We have some great and useful technologies in mozilla. Among them, XPConnect, which is very closely tied with XPCOM. XPCOM use has a high cost, including forcing a particular memory management model on a large set of classes which might otherwise function equally well in many different settings; significantly decreasing the amount of code the compiler can inline; virtualizing almost every function call; and limiting the use of otherwise potentially beneficial C++ facilities, such as exceptions, virtual base classes, and templates. There are specific cases where XPCOM also yields great benefits, particularly in combination with XPConnect: run-time replaceable implementations which may have been built with any compiler; and integrated scriptable interfaces on XPCOM classes.
We pay this high cost of XPCOM for a great many classes in mozilla. However, we can exploit the benefit of replaceable implementations in only a select few cases. While scriptability is key to almost every system above this level, scriptability in and of itself would not necessarily have required this cost so broadly across the code base.
XPCOM has proved to be very useful to and in mozilla; but there is debate over whether the cost has outweighed the benefit as we use it today. It is my opinion that within mozilla, we have too zealously exploited XPCOM, and artificially componentized our design to too granular a level. As you are working on mozilla, or your own project which uses XPCOM and XPConnect, my advice is to carefully consider each potential use of this technology. Build scriptable interfaces where it makes sense. In the end, you will not need every single class to be scriptable, nor can your implementation realisticly expect every class to be runtime replaceable.
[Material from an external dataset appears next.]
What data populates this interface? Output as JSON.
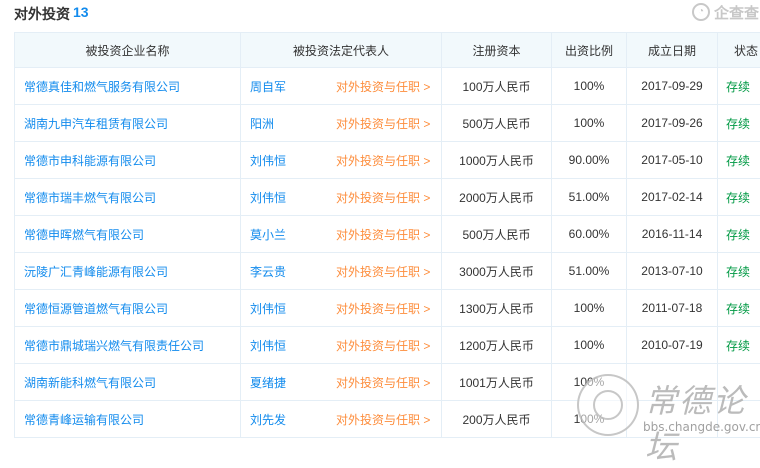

Exploit profitable facilities of C++ where they make sense for you, and when they conflict with your use of XPCOM, e.g., exceptions, appropriately contain them at your XPCOM boundaries.